[Supplied data — start]

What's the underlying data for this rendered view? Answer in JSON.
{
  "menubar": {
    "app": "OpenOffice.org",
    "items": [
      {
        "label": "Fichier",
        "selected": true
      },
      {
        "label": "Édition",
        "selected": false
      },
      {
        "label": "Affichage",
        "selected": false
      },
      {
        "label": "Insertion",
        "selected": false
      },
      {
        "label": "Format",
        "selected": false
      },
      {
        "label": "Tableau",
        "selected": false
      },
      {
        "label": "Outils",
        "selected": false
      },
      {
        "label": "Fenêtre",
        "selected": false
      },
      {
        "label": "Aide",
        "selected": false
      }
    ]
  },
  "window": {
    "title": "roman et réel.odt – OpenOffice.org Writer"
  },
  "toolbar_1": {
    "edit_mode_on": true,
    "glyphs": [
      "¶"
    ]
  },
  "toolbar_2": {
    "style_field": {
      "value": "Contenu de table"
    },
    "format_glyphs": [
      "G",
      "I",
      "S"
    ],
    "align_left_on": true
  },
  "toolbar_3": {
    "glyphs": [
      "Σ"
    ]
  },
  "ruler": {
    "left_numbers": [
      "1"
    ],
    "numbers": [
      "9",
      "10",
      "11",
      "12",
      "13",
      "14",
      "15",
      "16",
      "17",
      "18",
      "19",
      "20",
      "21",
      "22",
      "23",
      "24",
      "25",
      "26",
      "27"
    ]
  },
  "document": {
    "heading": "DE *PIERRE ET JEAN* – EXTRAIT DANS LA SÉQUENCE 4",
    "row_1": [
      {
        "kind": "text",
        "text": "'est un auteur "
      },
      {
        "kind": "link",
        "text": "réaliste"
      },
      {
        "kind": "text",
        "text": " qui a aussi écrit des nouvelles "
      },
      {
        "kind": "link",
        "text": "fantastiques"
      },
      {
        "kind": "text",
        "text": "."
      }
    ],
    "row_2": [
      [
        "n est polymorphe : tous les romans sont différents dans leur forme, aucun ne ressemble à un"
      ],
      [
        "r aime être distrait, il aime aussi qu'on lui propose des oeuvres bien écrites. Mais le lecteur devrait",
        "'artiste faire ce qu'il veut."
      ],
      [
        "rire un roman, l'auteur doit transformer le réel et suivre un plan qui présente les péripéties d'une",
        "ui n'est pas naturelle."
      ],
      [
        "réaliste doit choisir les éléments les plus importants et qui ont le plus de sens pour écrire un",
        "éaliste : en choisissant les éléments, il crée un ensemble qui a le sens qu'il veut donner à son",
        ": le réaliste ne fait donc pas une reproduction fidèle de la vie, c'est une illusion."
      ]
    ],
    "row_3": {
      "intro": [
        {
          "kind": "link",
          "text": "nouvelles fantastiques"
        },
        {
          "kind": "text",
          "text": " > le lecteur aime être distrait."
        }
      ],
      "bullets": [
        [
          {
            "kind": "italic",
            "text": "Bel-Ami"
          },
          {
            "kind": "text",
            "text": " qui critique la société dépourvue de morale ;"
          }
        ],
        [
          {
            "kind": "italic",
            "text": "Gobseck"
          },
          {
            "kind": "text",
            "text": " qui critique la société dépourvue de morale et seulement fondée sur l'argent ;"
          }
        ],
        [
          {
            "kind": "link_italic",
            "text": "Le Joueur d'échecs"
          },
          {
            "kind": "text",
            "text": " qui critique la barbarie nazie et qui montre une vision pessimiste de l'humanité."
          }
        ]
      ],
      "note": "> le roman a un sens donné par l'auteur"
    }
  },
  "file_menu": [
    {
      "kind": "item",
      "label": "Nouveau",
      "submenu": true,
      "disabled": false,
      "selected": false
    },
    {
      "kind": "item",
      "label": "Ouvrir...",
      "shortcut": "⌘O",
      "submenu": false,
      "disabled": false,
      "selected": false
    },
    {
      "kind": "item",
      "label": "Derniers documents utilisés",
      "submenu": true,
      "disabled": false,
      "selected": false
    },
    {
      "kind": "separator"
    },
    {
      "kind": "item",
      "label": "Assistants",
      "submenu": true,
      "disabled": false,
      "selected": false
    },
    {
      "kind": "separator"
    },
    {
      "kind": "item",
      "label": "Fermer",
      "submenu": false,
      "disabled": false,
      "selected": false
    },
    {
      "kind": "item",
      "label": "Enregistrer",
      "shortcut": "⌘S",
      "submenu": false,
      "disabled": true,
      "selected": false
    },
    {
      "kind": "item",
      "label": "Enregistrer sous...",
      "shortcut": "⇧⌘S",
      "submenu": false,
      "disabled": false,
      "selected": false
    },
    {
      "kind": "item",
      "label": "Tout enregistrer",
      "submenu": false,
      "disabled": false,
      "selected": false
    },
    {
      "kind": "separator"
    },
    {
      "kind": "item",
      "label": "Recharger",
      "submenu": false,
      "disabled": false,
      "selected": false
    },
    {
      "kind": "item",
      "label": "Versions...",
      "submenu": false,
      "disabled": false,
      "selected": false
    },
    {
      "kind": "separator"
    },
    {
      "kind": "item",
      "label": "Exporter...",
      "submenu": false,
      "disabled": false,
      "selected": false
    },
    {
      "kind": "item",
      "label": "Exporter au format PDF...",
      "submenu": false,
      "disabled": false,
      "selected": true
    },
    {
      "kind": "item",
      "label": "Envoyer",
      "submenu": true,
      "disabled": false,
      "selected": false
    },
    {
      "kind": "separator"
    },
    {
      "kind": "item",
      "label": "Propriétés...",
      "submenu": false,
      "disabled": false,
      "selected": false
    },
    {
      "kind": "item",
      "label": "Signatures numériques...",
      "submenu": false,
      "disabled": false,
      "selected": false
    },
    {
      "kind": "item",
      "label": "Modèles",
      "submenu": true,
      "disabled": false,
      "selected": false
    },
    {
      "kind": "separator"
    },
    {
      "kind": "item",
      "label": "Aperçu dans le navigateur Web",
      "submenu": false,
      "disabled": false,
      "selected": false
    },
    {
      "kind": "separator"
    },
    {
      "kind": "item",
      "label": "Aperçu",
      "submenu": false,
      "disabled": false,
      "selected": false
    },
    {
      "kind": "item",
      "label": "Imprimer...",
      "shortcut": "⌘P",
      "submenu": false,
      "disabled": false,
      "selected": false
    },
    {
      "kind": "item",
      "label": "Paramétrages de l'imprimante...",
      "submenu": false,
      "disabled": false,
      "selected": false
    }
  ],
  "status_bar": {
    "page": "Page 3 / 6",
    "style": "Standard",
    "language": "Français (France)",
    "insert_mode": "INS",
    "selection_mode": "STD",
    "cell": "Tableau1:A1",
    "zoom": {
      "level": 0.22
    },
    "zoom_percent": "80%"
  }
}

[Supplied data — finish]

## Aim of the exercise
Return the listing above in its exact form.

## The completed task
What's the underlying data for this rendered view? Answer in JSON.
{
  "menubar": {
    "app": "OpenOffice.org",
    "items": [
      {
        "label": "Fichier",
        "selected": true
      },
      {
        "label": "Édition",
        "selected": false
      },
      {
        "label": "Affichage",
        "selected": false
      },
      {
        "label": "Insertion",
        "selected": false
      },
      {
        "label": "Format",
        "selected": false
      },
      {
        "label": "Tableau",
        "selected": false
      },
      {
        "label": "Outils",
        "selected": false
      },
      {
        "label": "Fenêtre",
        "selected": false
      },
      {
        "label": "Aide",
        "selected": false
      }
    ]
  },
  "window": {
    "title": "roman et réel.odt – OpenOffice.org Writer"
  },
  "toolbar_1": {
    "edit_mode_on": true,
    "glyphs": [
      "¶"
    ]
  },
  "toolbar_2": {
    "style_field": {
      "value": "Contenu de table"
    },
    "format_glyphs": [
      "G",
      "I",
      "S"
    ],
    "align_left_on": true
  },
  "toolbar_3": {
    "glyphs": [
      "Σ"
    ]
  },
  "ruler": {
    "left_numbers": [
      "1"
    ],
    "numbers": [
      "9",
      "10",
      "11",
      "12",
      "13",
      "14",
      "15",
      "16",
      "17",
      "18",
      "19",
      "20",
      "21",
      "22",
      "23",
      "24",
      "25",
      "26",
      "27"
    ]
  },
  "document": {
    "heading": "DE *PIERRE ET JEAN* – EXTRAIT DANS LA SÉQUENCE 4",
    "row_1": [
      {
        "kind": "text",
        "text": "'est un auteur "
      },
      {
        "kind": "link",
        "text": "réaliste"
      },
      {
        "kind": "text",
        "text": " qui a aussi écrit des nouvelles "
      },
      {
        "kind": "link",
        "text": "fantastiques"
      },
      {
        "kind": "text",
        "text": "."
      }
    ],
    "row_2": [
      [
        "n est polymorphe : tous les romans sont différents dans leur forme, aucun ne ressemble à un"
      ],
      [
        "r aime être distrait, il aime aussi qu'on lui propose des oeuvres bien écrites. Mais le lecteur devrait",
        "'artiste faire ce qu'il veut."
      ],
      [
        "rire un roman, l'auteur doit transformer le réel et suivre un plan qui présente les péripéties d'une",
        "ui n'est pas naturelle."
      ],
      [
        "réaliste doit choisir les éléments les plus importants et qui ont le plus de sens pour écrire un",
        "éaliste : en choisissant les éléments, il crée un ensemble qui a le sens qu'il veut donner à son",
        ": le réaliste ne fait donc pas une reproduction fidèle de la vie, c'est une illusion."
      ]
    ],
    "row_3": {
      "intro": [
        {
          "kind": "link",
          "text": "nouvelles fantastiques"
        },
        {
          "kind": "text",
          "text": " > le lecteur aime être distrait."
        }
      ],
      "bullets": [
        [
          {
            "kind": "italic",
            "text": "Bel-Ami"
          },
          {
            "kind": "text",
            "text": " qui critique la société dépourvue de morale ;"
          }
        ],
        [
          {
            "kind": "italic",
            "text": "Gobseck"
          },
          {
            "kind": "text",
            "text": " qui critique la société dépourvue de morale et seulement fondée sur l'argent ;"
          }
        ],
        [
          {
            "kind": "link_italic",
            "text": "Le Joueur d'échecs"
          },
          {
            "kind": "text",
            "text": " qui critique la barbarie nazie et qui montre une vision pessimiste de l'humanité."
          }
        ]
      ],
      "note": "> le roman a un sens donné par l'auteur"
    }
  },
  "file_menu": [
    {
      "kind": "item",
      "label": "Nouveau",
      "submenu": true,
      "disabled": false,
      "selected": false
    },
    {
      "kind": "item",
      "label": "Ouvrir...",
      "shortcut": "⌘O",
      "submenu": false,
      "disabled": false,
      "selected": false
    },
    {
      "kind": "item",
      "label": "Derniers documents utilisés",
      "submenu": true,
      "disabled": false,
      "selected": false
    },
    {
      "kind": "separator"
    },
    {
      "kind": "item",
      "label": "Assistants",
      "submenu": true,
      "disabled": false,
      "selected": false
    },
    {
      "kind": "separator"
    },
    {
      "kind": "item",
      "label": "Fermer",
      "submenu": false,
      "disabled": false,
      "selected": false
    },
    {
      "kind": "item",
      "label": "Enregistrer",
      "shortcut": "⌘S",
      "submenu": false,
      "disabled": true,
      "selected": false
    },
    {
      "kind": "item",
      "label": "Enregistrer sous...",
      "shortcut": "⇧⌘S",
      "submenu": false,
      "disabled": false,
      "selected": false
    },
    {
      "kind": "item",
      "label": "Tout enregistrer",
      "submenu": false,
      "disabled": false,
      "selected": false
    },
    {
      "kind": "separator"
    },
    {
      "kind": "item",
      "label": "Recharger",
      "submenu": false,
      "disabled": false,
      "selected": false
    },
    {
      "kind": "item",
      "label": "Versions...",
      "submenu": false,
      "disabled": false,
      "selected": false
    },
    {
      "kind": "separator"
    },
    {
      "kind": "item",
      "label": "Exporter...",
      "submenu": false,
      "disabled": false,
      "selected": false
    },
    {
      "kind": "item",
      "label": "Exporter au format PDF...",
      "submenu": false,
      "disabled": false,
      "selected": true
    },
    {
      "kind": "item",
      "label": "Envoyer",
      "submenu": true,
      "disabled": false,
      "selected": false
    },
    {
      "kind": "separator"
    },
    {
      "kind": "item",
      "label": "Propriétés...",
      "submenu": false,
      "disabled": false,
      "selected": false
    },
    {
      "kind": "item",
      "label": "Signatures numériques...",
      "submenu": false,
      "disabled": false,
      "selected": false
    },
    {
      "kind": "item",
      "label": "Modèles",
      "submenu": true,
      "disabled": false,
      "selected": false
    },
    {
      "kind": "separator"
    },
    {
      "kind": "item",
      "label": "Aperçu dans le navigateur Web",
      "submenu": false,
      "disabled": false,
      "selected": false
    },
    {
      "kind": "separator"
    },
    {
      "kind": "item",
      "label": "Aperçu",
      "submenu": false,
      "disabled": false,
      "selected": false
    },
    {
      "kind": "item",
      "label": "Imprimer...",
      "shortcut": "⌘P",
      "submenu": false,
      "disabled": false,
      "selected": false
    },
    {
      "kind": "item",
      "label": "Paramétrages de l'imprimante...",
      "submenu": false,
      "disabled": false,
      "selected": false
    }
  ],
  "status_bar": {
    "page": "Page 3 / 6",
    "style": "Standard",
    "language": "Français (France)",
    "insert_mode": "INS",
    "selection_mode": "STD",
    "cell": "Tableau1:A1",
    "zoom": {
      "level": 0.22
    },
    "zoom_percent": "80%"
  }
}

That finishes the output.